Solo travel is a very unique way to see the world. The act of taking in your surroundings by yourself, without having to worry about the wants and needs of anyone else, is magical. You can go exactly where you want, when you want, without having to worry about a travel companion. Solo travel can also be pretty troublesome to get used to, however. Many people considering setting off on adventures alone for the first time worry about loneliness, safety and the frankly extremely unfair single supplement. Have a read through of our top tips to help you acclimatise to solo travel and see if we can convince you that it’s right for you.
This is perhaps the primary concern of every traveller who has set off on a solo trip. There is something to be said for having a travelling companion as an extra pair of eyes when in crowded areas or to help out in the case of an emergency. There is also an argument, however, that solo travel could well be safer, at least when it comes to convincing would-be criminals that you are not a tourist. It is easier, for instance, to blend into a crowd when you are travelling solo and to shake off that tourist image which often marks travellers out as easy victims. Really take advantage of this by ditching everything that could cause you to stand out, whether it’s a t-shirt from the nearby fun-park or the guidebook. There are plenty of things that you can do to keep yourself safe when travelling alone. Mostly, it’s all about trusting your instincts. If it doesn’t feel right, don’t do it.

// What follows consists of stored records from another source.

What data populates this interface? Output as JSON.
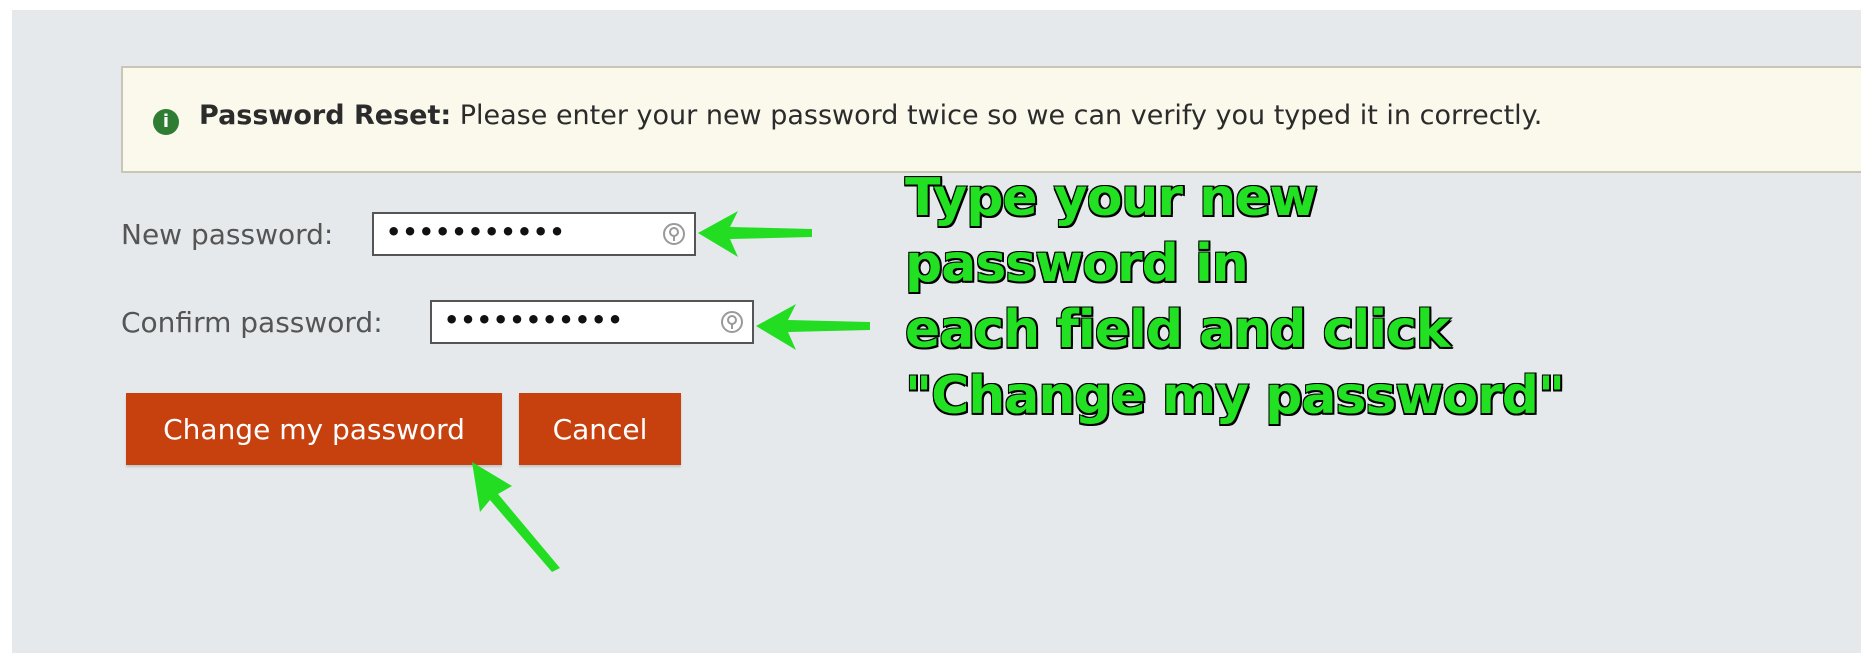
{
  "notice": {
    "icon": "info-icon",
    "icon_glyph": "i",
    "title": "Password Reset:",
    "message": " Please enter your new password twice so we can verify you typed it in correctly."
  },
  "form": {
    "new_password_label": "New password:",
    "new_password_value": "•••••••••••",
    "confirm_password_label": "Confirm password:",
    "confirm_password_value": "•••••••••••",
    "reveal_icon": "password-reveal-icon"
  },
  "buttons": {
    "change_label": "Change my password",
    "cancel_label": "Cancel"
  },
  "annotation": {
    "lines": [
      "Type your new",
      "password in",
      "each field and click",
      "\"Change my password\""
    ],
    "arrow_icon": "green-arrow-icon"
  },
  "colors": {
    "panel_bg": "#e6e9ec",
    "notice_bg": "#fbf8ec",
    "button_bg": "#c7410f",
    "info_icon": "#2e7d32",
    "annotation_green": "#22e022"
  }
}
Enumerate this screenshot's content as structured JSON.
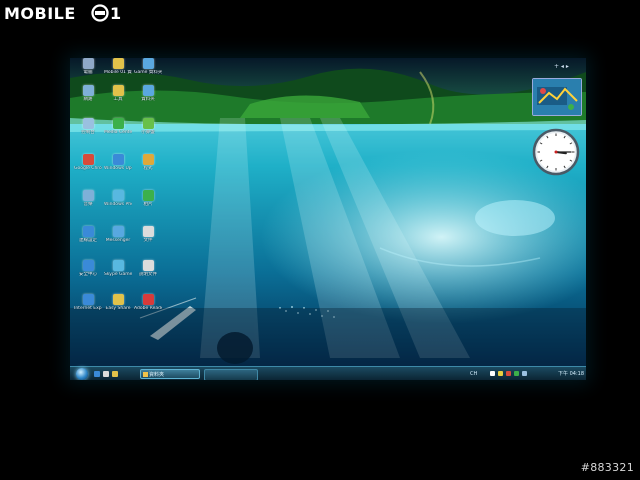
{
  "watermark": {
    "logo_text": "MOBILE01",
    "photo_id": "#883321"
  },
  "desktop": {
    "icons": [
      {
        "label": "電腦",
        "color": "#8fa9c8"
      },
      {
        "label": "Mobile 01 資料",
        "color": "#e2c24a"
      },
      {
        "label": "Game 資料夾",
        "color": "#5aa8e0"
      },
      {
        "label": "網路",
        "color": "#7fb0d8"
      },
      {
        "label": "工具",
        "color": "#e2c24a"
      },
      {
        "label": "資料夾",
        "color": "#5aa8e0"
      },
      {
        "label": "控制台",
        "color": "#9ac0e0"
      },
      {
        "label": "Media Center",
        "color": "#3cb04a"
      },
      {
        "label": "小算盤",
        "color": "#68c04a"
      },
      {
        "label": "Google Chrome",
        "color": "#d84a3a"
      },
      {
        "label": "Windows Update",
        "color": "#3a8ad8"
      },
      {
        "label": "程式",
        "color": "#e0a83a"
      },
      {
        "label": "音樂",
        "color": "#7fb0d8"
      },
      {
        "label": "Windows Photo Gallery",
        "color": "#58b8e0"
      },
      {
        "label": "相片",
        "color": "#3cb04a"
      },
      {
        "label": "連線設定",
        "color": "#3a8ad8"
      },
      {
        "label": "Messenger",
        "color": "#58a8e0"
      },
      {
        "label": "文件",
        "color": "#dcdcdc"
      },
      {
        "label": "安全中心",
        "color": "#3a8ad8"
      },
      {
        "label": "Skype Games",
        "color": "#58b8e0"
      },
      {
        "label": "說明文件",
        "color": "#dcdcdc"
      },
      {
        "label": "Internet Explorer",
        "color": "#3a8ad8"
      },
      {
        "label": "Easy Share",
        "color": "#e2c24a"
      },
      {
        "label": "Adobe Reader",
        "color": "#d83a3a"
      }
    ]
  },
  "taskbar": {
    "start_label": "Start",
    "active_window_label": "資料夾",
    "tray_language": "CH",
    "clock": "下午 04:18",
    "quicklaunch_colors": [
      "#3a8ad8",
      "#dcdcdc",
      "#e2c24a"
    ],
    "tray_icon_colors": [
      "#ffffff",
      "#e8d040",
      "#d84a3a",
      "#3cb04a",
      "#9ac0e0"
    ]
  },
  "gadgets": {
    "clock": {
      "hour": 3,
      "minute": 15
    },
    "photo": {
      "description_icon": "slideshow"
    }
  },
  "colors": {
    "water": "#1fb0c8",
    "jungle": "#1e7a2a",
    "taskbar": "#1b4a61"
  }
}
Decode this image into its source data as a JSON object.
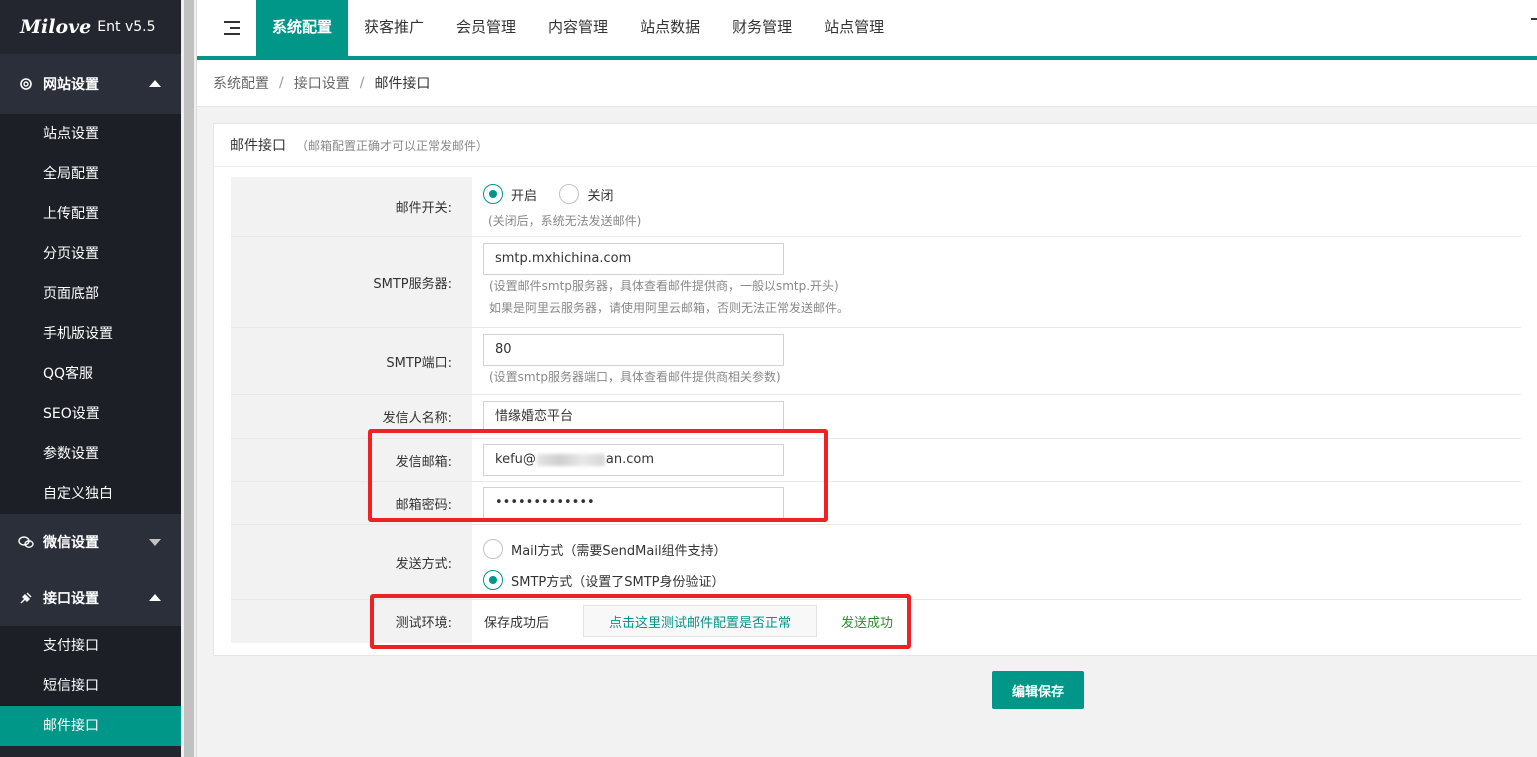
{
  "app": {
    "brand": "Milove",
    "version": "Ent v5.5"
  },
  "sidebar": {
    "groups": [
      {
        "label": "网站设置",
        "icon": "gear-icon",
        "expanded": true,
        "items": [
          "站点设置",
          "全局配置",
          "上传配置",
          "分页设置",
          "页面底部",
          "手机版设置",
          "QQ客服",
          "SEO设置",
          "参数设置",
          "自定义独白"
        ]
      },
      {
        "label": "微信设置",
        "icon": "wechat-icon",
        "expanded": false,
        "items": []
      },
      {
        "label": "接口设置",
        "icon": "plug-icon",
        "expanded": true,
        "items": [
          "支付接口",
          "短信接口",
          "邮件接口"
        ]
      }
    ],
    "active_item": "邮件接口"
  },
  "topnav": {
    "tabs": [
      "系统配置",
      "获客推广",
      "会员管理",
      "内容管理",
      "站点数据",
      "财务管理",
      "站点管理"
    ],
    "active": "系统配置"
  },
  "breadcrumb": {
    "items": [
      "系统配置",
      "接口设置",
      "邮件接口"
    ],
    "separator": "/"
  },
  "card": {
    "title": "邮件接口",
    "desc": "（邮箱配置正确才可以正常发邮件）"
  },
  "form": {
    "mail_switch": {
      "label": "邮件开关:",
      "options": [
        "开启",
        "关闭"
      ],
      "selected": "开启",
      "hint": "(关闭后，系统无法发送邮件)"
    },
    "smtp_server": {
      "label": "SMTP服务器:",
      "value": "smtp.mxhichina.com",
      "hint1": "(设置邮件smtp服务器，具体查看邮件提供商，一般以smtp.开头)",
      "hint2": "如果是阿里云服务器，请使用阿里云邮箱，否则无法正常发送邮件。"
    },
    "smtp_port": {
      "label": "SMTP端口:",
      "value": "80",
      "hint": "(设置smtp服务器端口，具体查看邮件提供商相关参数)"
    },
    "sender_name": {
      "label": "发信人名称:",
      "value": "惜缘婚恋平台"
    },
    "sender_email": {
      "label": "发信邮箱:",
      "value_prefix": "kefu@",
      "value_suffix": "an.com"
    },
    "email_password": {
      "label": "邮箱密码:",
      "value": "•••••••••••••"
    },
    "send_method": {
      "label": "发送方式:",
      "options": [
        "Mail方式（需要SendMail组件支持）",
        "SMTP方式（设置了SMTP身份验证）"
      ],
      "selected": "SMTP方式（设置了SMTP身份验证）"
    },
    "test_env": {
      "label": "测试环境:",
      "prefix": "保存成功后",
      "button": "点击这里测试邮件配置是否正常",
      "result": "发送成功"
    }
  },
  "save_button": "编辑保存",
  "colors": {
    "accent": "#009688",
    "sidebar_bg": "#23262e",
    "highlight": "#ee2222"
  }
}
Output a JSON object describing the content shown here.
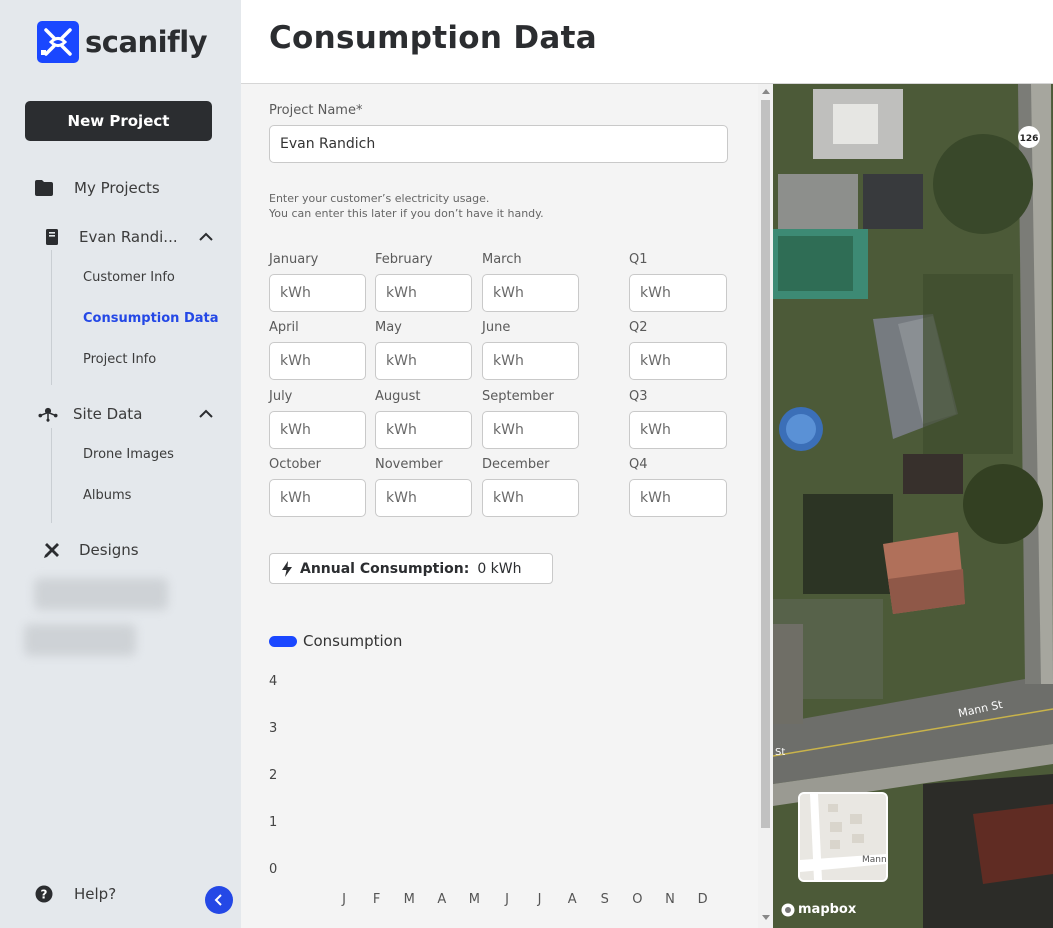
{
  "app": {
    "name": "scanifly",
    "brand_color": "#1a47ff"
  },
  "sidebar": {
    "new_project_label": "New Project",
    "my_projects_label": "My Projects",
    "project_label": "Evan Randi...",
    "project_subitems": [
      "Customer Info",
      "Consumption Data",
      "Project Info"
    ],
    "active_subitem": "Consumption Data",
    "site_data_label": "Site Data",
    "site_data_subitems": [
      "Drone Images",
      "Albums"
    ],
    "designs_label": "Designs",
    "help_label": "Help?",
    "icons": [
      "folder-icon",
      "document-icon",
      "drone-icon",
      "pencil-ruler-icon",
      "help-icon",
      "chevron-up-icon",
      "chevron-left-icon"
    ]
  },
  "header": {
    "title": "Consumption Data"
  },
  "form": {
    "project_name_label": "Project Name*",
    "project_name_value": "Evan Randich",
    "hint_line1": "Enter your customer’s electricity usage.",
    "hint_line2": "You can enter this later if you don’t have it handy.",
    "unit_placeholder": "kWh",
    "months": [
      "January",
      "February",
      "March",
      "April",
      "May",
      "June",
      "July",
      "August",
      "September",
      "October",
      "November",
      "December"
    ],
    "quarters": [
      "Q1",
      "Q2",
      "Q3",
      "Q4"
    ],
    "annual_label": "Annual Consumption:",
    "annual_value": "0 kWh"
  },
  "chart_data": {
    "type": "bar",
    "categories": [
      "J",
      "F",
      "M",
      "A",
      "M",
      "J",
      "J",
      "A",
      "S",
      "O",
      "N",
      "D"
    ],
    "series": [
      {
        "name": "Consumption",
        "values": [
          0,
          0,
          0,
          0,
          0,
          0,
          0,
          0,
          0,
          0,
          0,
          0
        ]
      }
    ],
    "y_ticks": [
      "4",
      "3",
      "2",
      "1",
      "0"
    ],
    "ylim": [
      0,
      4
    ],
    "color": "#1a47ff",
    "legend": "top-left"
  },
  "map": {
    "street_label": "Mann St",
    "street_label_short": "St",
    "route_badge": "126",
    "minimap_label": "Mann",
    "attribution": "mapbox"
  }
}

2. Avoid the supplement
The single supplement is extremely unfair and could well make your holiday more expensive than travellers with a companion. With supplements ranging from anything from 25% to 100%, they really can add a significant amount to your break. Let’s face it, when you are travelling alone, you need to save all the money on the essentials that you can to make the most out of the fact that you are free to do whatever you want. You don’t want a lack of funds to be the thing holding you back. You can avoid the single supplement, sometimes, if you book at the last minute. Tour operators are usually desperate to sell approaching dates and so often the supplement can be negotiated down. You could also consider staying in a hostel. These charge for a bed, not for a room. They are often extremely secure and you never know who you might meet – maybe a potential life-long friend.
3. Plan for emergencies
One of the best things that you can do before you set off is to really think about what you would do in an emergency situation. Perhaps try running through some scenarios with a friend or family member so that you can really think through what the best course of action would be. It could really help you decide what to do, should you find yourself in a similar situation while you are travelling, and it could also really put your mind at rest because you know there are options. You should also think carefully about what you pack. TUI, for instance, advise that anyone with a medical condition should ensure they pack something that highlights this – and carry it with them wherever they go. You might not be able to talk to a medical professional in an emergency situation, so having some sort of marker could well save your life.
4. Dining alone
Dining alone is probably one of the most difficult things that solo travellers have to do. There are ways that you can make it a little more palatable, however. For instance, you could try chatting with the waiting staff. Not only will you occupy yourself during your meal but you might pick up some great tips about places to visit in your destination. Maybe you could try outdoor dining as an option too. Sitting outside, with a good book, is so peaceful and appears less unusual than it does when it happens during the traditional indoor dining experience. Whatever you do, don’t take away the experience of eating great food while you are travelling from yourself, just because you don’t fancy eating alone. Instead, find ways to make it more enjoyable.